> [Your instructions]:
From the data below, tally each line that has "module" in it, then give that tally without comment.

> [Component data from apps and pages]:
Segment Open
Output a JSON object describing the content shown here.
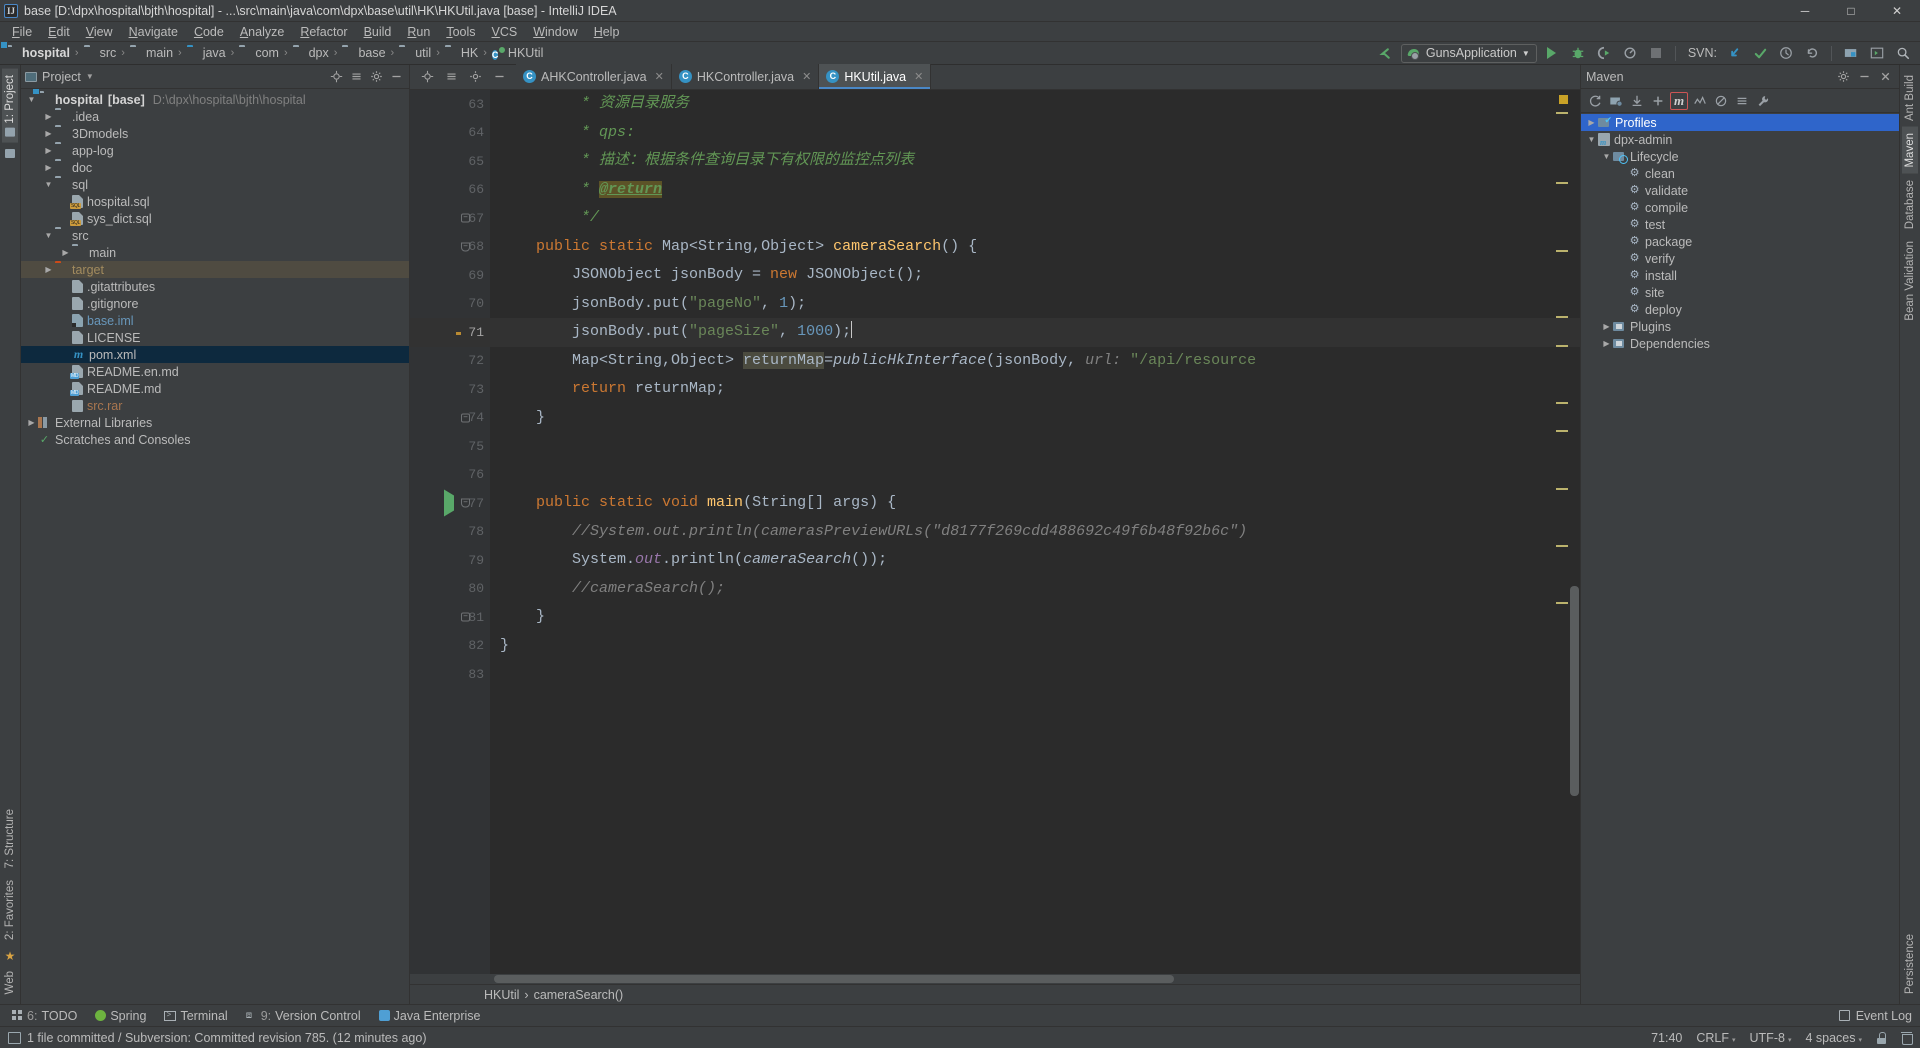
{
  "window": {
    "title": "base [D:\\dpx\\hospital\\bjth\\hospital] - ...\\src\\main\\java\\com\\dpx\\base\\util\\HK\\HKUtil.java [base] - IntelliJ IDEA",
    "minimize": "─",
    "maximize": "□",
    "close": "✕"
  },
  "menu": [
    "File",
    "Edit",
    "View",
    "Navigate",
    "Code",
    "Analyze",
    "Refactor",
    "Build",
    "Run",
    "Tools",
    "VCS",
    "Window",
    "Help"
  ],
  "breadcrumb": [
    {
      "label": "hospital",
      "icon": "module-folder-icon",
      "bold": true
    },
    {
      "label": "src",
      "icon": "folder-icon",
      "bold": false
    },
    {
      "label": "main",
      "icon": "folder-icon",
      "bold": false
    },
    {
      "label": "java",
      "icon": "source-folder-icon",
      "bold": false
    },
    {
      "label": "com",
      "icon": "package-folder-icon",
      "bold": false
    },
    {
      "label": "dpx",
      "icon": "package-folder-icon",
      "bold": false
    },
    {
      "label": "base",
      "icon": "package-folder-icon",
      "bold": false
    },
    {
      "label": "util",
      "icon": "package-folder-icon",
      "bold": false
    },
    {
      "label": "HK",
      "icon": "package-folder-icon",
      "bold": false
    },
    {
      "label": "HKUtil",
      "icon": "java-class-icon",
      "bold": false
    }
  ],
  "toolbar": {
    "back_arrow_icon": "back-arrow-icon",
    "run_config_name": "GunsApplication",
    "run_icon": "run-icon",
    "debug_icon": "debug-icon",
    "coverage_icon": "run-with-coverage-icon",
    "profile_icon": "profile-icon",
    "stop_icon": "stop-icon",
    "svn_label": "SVN:",
    "svn_update_icon": "svn-update-icon",
    "svn_commit_icon": "svn-commit-icon",
    "svn_history_icon": "svn-history-icon",
    "svn_rollback_icon": "svn-rollback-icon",
    "project_structure_icon": "project-structure-icon",
    "settings_icon": "settings-icon",
    "search_icon": "search-icon"
  },
  "left_strip": [
    {
      "label": "1: Project",
      "active": true,
      "icon": "project-icon"
    },
    {
      "label": "",
      "active": false,
      "icon": "favorites-folder-icon"
    }
  ],
  "left_strip_bottom": [
    {
      "label": "7: Structure",
      "icon": "structure-icon"
    },
    {
      "label": "2: Favorites",
      "icon": "star-icon"
    },
    {
      "label": "Web",
      "icon": "web-icon"
    }
  ],
  "right_strip": [
    {
      "label": "Ant Build",
      "icon": "ant-icon"
    },
    {
      "label": "Maven",
      "icon": "maven-icon"
    },
    {
      "label": "Database",
      "icon": "database-icon"
    },
    {
      "label": "Bean Validation",
      "icon": "bean-icon"
    }
  ],
  "right_strip_bottom": [
    {
      "label": "Persistence",
      "icon": "persistence-icon"
    }
  ],
  "project_panel": {
    "title": "Project",
    "locate_icon": "locate-icon",
    "collapse_icon": "collapse-all-icon",
    "settings_icon": "gear-icon",
    "hide_icon": "hide-icon",
    "tree": [
      {
        "label": "hospital",
        "suffix": "[base]",
        "path": "D:\\dpx\\hospital\\bjth\\hospital",
        "indent": 0,
        "arrow": "down",
        "icon": "module-folder-icon",
        "style": "bold"
      },
      {
        "label": ".idea",
        "indent": 1,
        "arrow": "right",
        "icon": "folder-icon",
        "style": ""
      },
      {
        "label": "3Dmodels",
        "indent": 1,
        "arrow": "right",
        "icon": "folder-icon",
        "style": ""
      },
      {
        "label": "app-log",
        "indent": 1,
        "arrow": "right",
        "icon": "folder-icon",
        "style": ""
      },
      {
        "label": "doc",
        "indent": 1,
        "arrow": "right",
        "icon": "folder-icon",
        "style": ""
      },
      {
        "label": "sql",
        "indent": 1,
        "arrow": "down",
        "icon": "folder-icon",
        "style": ""
      },
      {
        "label": "hospital.sql",
        "indent": 2,
        "arrow": "",
        "icon": "sql-file-icon",
        "style": ""
      },
      {
        "label": "sys_dict.sql",
        "indent": 2,
        "arrow": "",
        "icon": "sql-file-icon",
        "style": ""
      },
      {
        "label": "src",
        "indent": 1,
        "arrow": "down",
        "icon": "folder-icon",
        "style": ""
      },
      {
        "label": "main",
        "indent": 2,
        "arrow": "right",
        "icon": "folder-icon",
        "style": ""
      },
      {
        "label": "target",
        "indent": 1,
        "arrow": "right",
        "icon": "excluded-folder-icon",
        "style": "target",
        "row": "sel-olive"
      },
      {
        "label": ".gitattributes",
        "indent": 2,
        "arrow": "",
        "icon": "text-file-icon",
        "style": ""
      },
      {
        "label": ".gitignore",
        "indent": 2,
        "arrow": "",
        "icon": "text-file-icon",
        "style": ""
      },
      {
        "label": "base.iml",
        "indent": 2,
        "arrow": "",
        "icon": "iml-file-icon",
        "style": "blue"
      },
      {
        "label": "LICENSE",
        "indent": 2,
        "arrow": "",
        "icon": "text-file-icon",
        "style": ""
      },
      {
        "label": "pom.xml",
        "indent": 2,
        "arrow": "",
        "icon": "maven-pom-icon",
        "style": "",
        "row": "sel-blue"
      },
      {
        "label": "README.en.md",
        "indent": 2,
        "arrow": "",
        "icon": "markdown-file-icon",
        "style": ""
      },
      {
        "label": "README.md",
        "indent": 2,
        "arrow": "",
        "icon": "markdown-file-icon",
        "style": ""
      },
      {
        "label": "src.rar",
        "indent": 2,
        "arrow": "",
        "icon": "archive-file-icon",
        "style": "brown"
      },
      {
        "label": "External Libraries",
        "indent": 0,
        "arrow": "right",
        "icon": "library-icon",
        "style": ""
      },
      {
        "label": "Scratches and Consoles",
        "indent": 0,
        "arrow": "",
        "icon": "scratches-icon",
        "style": ""
      }
    ]
  },
  "editor": {
    "tabs": [
      {
        "label": "AHKController.java",
        "active": false,
        "icon": "java-class-icon",
        "close": "✕"
      },
      {
        "label": "HKController.java",
        "active": false,
        "icon": "java-class-icon",
        "close": "✕"
      },
      {
        "label": "HKUtil.java",
        "active": true,
        "icon": "java-class-icon",
        "close": "✕"
      }
    ],
    "first_line_number": 63,
    "lines": [
      {
        "n": 63,
        "gutter": "",
        "fold": "",
        "html": "         <span class='c-cmt'>* 资源目录服务</span>"
      },
      {
        "n": 64,
        "gutter": "",
        "fold": "",
        "html": "         <span class='c-cmt'>* qps:</span>"
      },
      {
        "n": 65,
        "gutter": "",
        "fold": "",
        "html": "         <span class='c-cmt'>* 描述：根据条件查询目录下有权限的监控点列表</span>"
      },
      {
        "n": 66,
        "gutter": "",
        "fold": "",
        "html": "         <span class='c-cmt'>* </span><span class='c-tagret'>@return</span>"
      },
      {
        "n": 67,
        "gutter": "",
        "fold": "round",
        "html": "         <span class='c-cmt'>*/</span>"
      },
      {
        "n": 68,
        "gutter": "",
        "fold": "down",
        "html": "    <span class='c-kw'>public static </span>Map&lt;String,Object&gt; <span class='c-meth'>cameraSearch</span>() {"
      },
      {
        "n": 69,
        "gutter": "",
        "fold": "",
        "html": "        JSONObject jsonBody = <span class='c-kw'>new </span>JSONObject();"
      },
      {
        "n": 70,
        "gutter": "",
        "fold": "",
        "html": "        jsonBody.put(<span class='c-str'>\"pageNo\"</span>, <span class='c-num'>1</span>);"
      },
      {
        "n": 71,
        "gutter": "bulb",
        "fold": "",
        "cur": true,
        "html": "        jsonBody.put(<span class='c-str'>\"pageSize\"</span>, <span class='c-num'>1000</span>);<span class='caret-bar'></span>"
      },
      {
        "n": 72,
        "gutter": "",
        "fold": "",
        "html": "        Map&lt;String,Object&gt; <span class='c-ident-hl'>returnMap</span>=<span class='c-static'>publicHkInterface</span>(jsonBody, <span class='c-hint'>url: </span><span class='c-str'>\"/api/resource</span>"
      },
      {
        "n": 73,
        "gutter": "",
        "fold": "",
        "html": "        <span class='c-kw'>return </span>returnMap;"
      },
      {
        "n": 74,
        "gutter": "",
        "fold": "round",
        "html": "    }"
      },
      {
        "n": 75,
        "gutter": "",
        "fold": "",
        "html": ""
      },
      {
        "n": 76,
        "gutter": "",
        "fold": "",
        "html": ""
      },
      {
        "n": 77,
        "gutter": "run",
        "fold": "down",
        "html": "    <span class='c-kw'>public static void </span><span class='c-meth'>main</span>(String[] args) {"
      },
      {
        "n": 78,
        "gutter": "",
        "fold": "",
        "html": "        <span class='c-cmt2'>//System.out.println(camerasPreviewURLs(\"d8177f269cdd488692c49f6b48f92b6c\")</span>"
      },
      {
        "n": 79,
        "gutter": "",
        "fold": "",
        "html": "        System.<span class='c-field'>out</span>.println(<span class='c-static'>cameraSearch</span>());"
      },
      {
        "n": 80,
        "gutter": "",
        "fold": "",
        "html": "        <span class='c-cmt2'>//cameraSearch();</span>"
      },
      {
        "n": 81,
        "gutter": "",
        "fold": "round",
        "html": "    }"
      },
      {
        "n": 82,
        "gutter": "",
        "fold": "",
        "html": "}"
      },
      {
        "n": 83,
        "gutter": "",
        "fold": "",
        "html": ""
      }
    ],
    "breadcrumbs": [
      "HKUtil",
      "cameraSearch()"
    ],
    "breadcrumb_sep": "›"
  },
  "maven_panel": {
    "title": "Maven",
    "settings_icon": "gear-icon",
    "hide_icon": "hide-icon",
    "close_icon": "close-icon",
    "toolbar": [
      {
        "icon": "reimport-icon",
        "label": "↻"
      },
      {
        "icon": "generate-sources-icon",
        "label": "⎘"
      },
      {
        "icon": "download-sources-icon",
        "label": "⤓"
      },
      {
        "icon": "add-maven-project-icon",
        "label": "+"
      },
      {
        "icon": "run-maven-goal-icon",
        "label": "m",
        "highlighted": true
      },
      {
        "icon": "toggle-offline-icon",
        "label": "⤨"
      },
      {
        "icon": "toggle-skip-tests-icon",
        "label": "⊘"
      },
      {
        "icon": "collapse-all-icon",
        "label": "≡"
      },
      {
        "icon": "maven-settings-icon",
        "label": "🔧"
      }
    ],
    "tree": [
      {
        "label": "Profiles",
        "indent": 0,
        "arrow": "right",
        "icon": "profiles-icon",
        "selected": true
      },
      {
        "label": "dpx-admin",
        "indent": 0,
        "arrow": "down",
        "icon": "maven-module-icon",
        "selected": false
      },
      {
        "label": "Lifecycle",
        "indent": 1,
        "arrow": "down",
        "icon": "lifecycle-folder-icon",
        "selected": false
      },
      {
        "label": "clean",
        "indent": 2,
        "arrow": "",
        "icon": "maven-goal-icon",
        "selected": false
      },
      {
        "label": "validate",
        "indent": 2,
        "arrow": "",
        "icon": "maven-goal-icon",
        "selected": false
      },
      {
        "label": "compile",
        "indent": 2,
        "arrow": "",
        "icon": "maven-goal-icon",
        "selected": false
      },
      {
        "label": "test",
        "indent": 2,
        "arrow": "",
        "icon": "maven-goal-icon",
        "selected": false
      },
      {
        "label": "package",
        "indent": 2,
        "arrow": "",
        "icon": "maven-goal-icon",
        "selected": false
      },
      {
        "label": "verify",
        "indent": 2,
        "arrow": "",
        "icon": "maven-goal-icon",
        "selected": false
      },
      {
        "label": "install",
        "indent": 2,
        "arrow": "",
        "icon": "maven-goal-icon",
        "selected": false
      },
      {
        "label": "site",
        "indent": 2,
        "arrow": "",
        "icon": "maven-goal-icon",
        "selected": false
      },
      {
        "label": "deploy",
        "indent": 2,
        "arrow": "",
        "icon": "maven-goal-icon",
        "selected": false
      },
      {
        "label": "Plugins",
        "indent": 1,
        "arrow": "right",
        "icon": "plugins-folder-icon",
        "selected": false
      },
      {
        "label": "Dependencies",
        "indent": 1,
        "arrow": "right",
        "icon": "dependencies-folder-icon",
        "selected": false
      }
    ]
  },
  "bottom_bar": {
    "items": [
      {
        "num": "6:",
        "label": "TODO",
        "icon": "todo-icon"
      },
      {
        "num": "",
        "label": "Spring",
        "icon": "spring-icon"
      },
      {
        "num": "",
        "label": "Terminal",
        "icon": "terminal-icon"
      },
      {
        "num": "9:",
        "label": "Version Control",
        "icon": "version-control-icon"
      },
      {
        "num": "",
        "label": "Java Enterprise",
        "icon": "java-enterprise-icon"
      }
    ],
    "event_log": "Event Log",
    "event_log_icon": "event-log-icon"
  },
  "status_bar": {
    "message": "1 file committed / Subversion: Committed revision 785. (12 minutes ago)",
    "message_icon": "commit-info-icon",
    "caret_position": "71:40",
    "line_separator": "CRLF",
    "encoding": "UTF-8",
    "indent": "4 spaces",
    "lock_icon": "lock-icon",
    "trash_icon": "trash-icon"
  }
}
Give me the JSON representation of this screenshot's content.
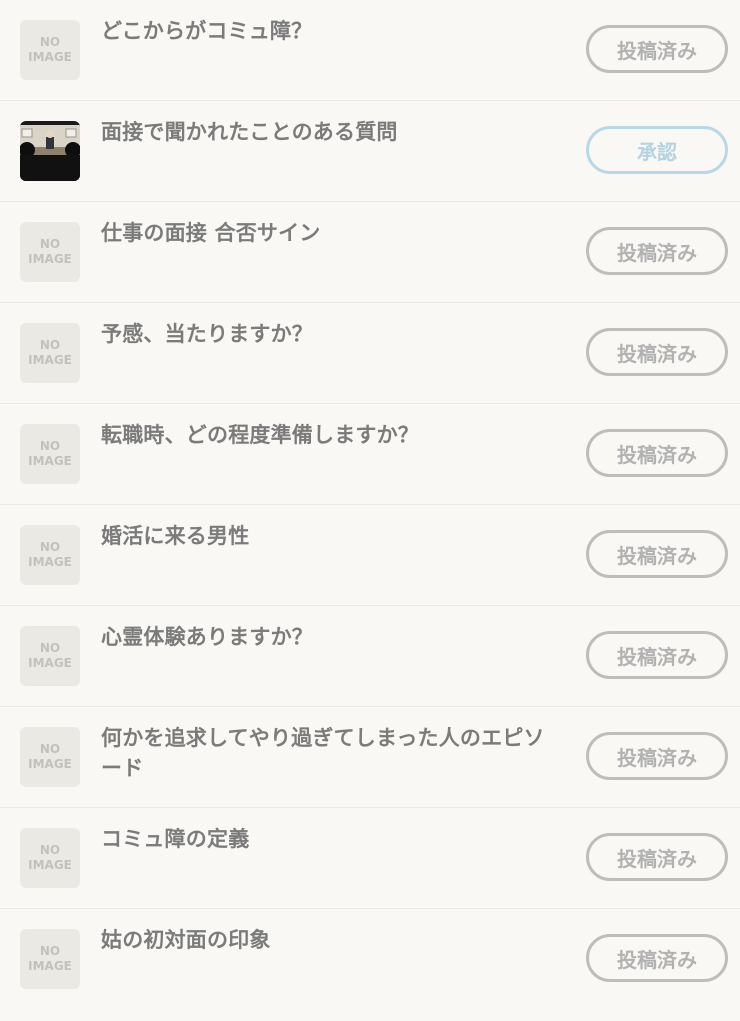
{
  "thumbnail_placeholder": {
    "line1": "NO",
    "line2": "IMAGE"
  },
  "items": [
    {
      "title": "どこからがコミュ障？",
      "status": "投稿済み"
    },
    {
      "title": "面接で聞かれたことのある質問",
      "status": "承認"
    },
    {
      "title": "仕事の面接 合否サイン",
      "status": "投稿済み"
    },
    {
      "title": "予感、当たりますか？",
      "status": "投稿済み"
    },
    {
      "title": "転職時、どの程度準備しますか？",
      "status": "投稿済み"
    },
    {
      "title": "婚活に来る男性",
      "status": "投稿済み"
    },
    {
      "title": "心霊体験ありますか？",
      "status": "投稿済み"
    },
    {
      "title": "何かを追求してやり過ぎてしまった人のエピソード",
      "status": "投稿済み"
    },
    {
      "title": "コミュ障の定義",
      "status": "投稿済み"
    },
    {
      "title": "姑の初対面の印象",
      "status": "投稿済み"
    }
  ]
}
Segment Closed
> [Reply to the exercise]:
3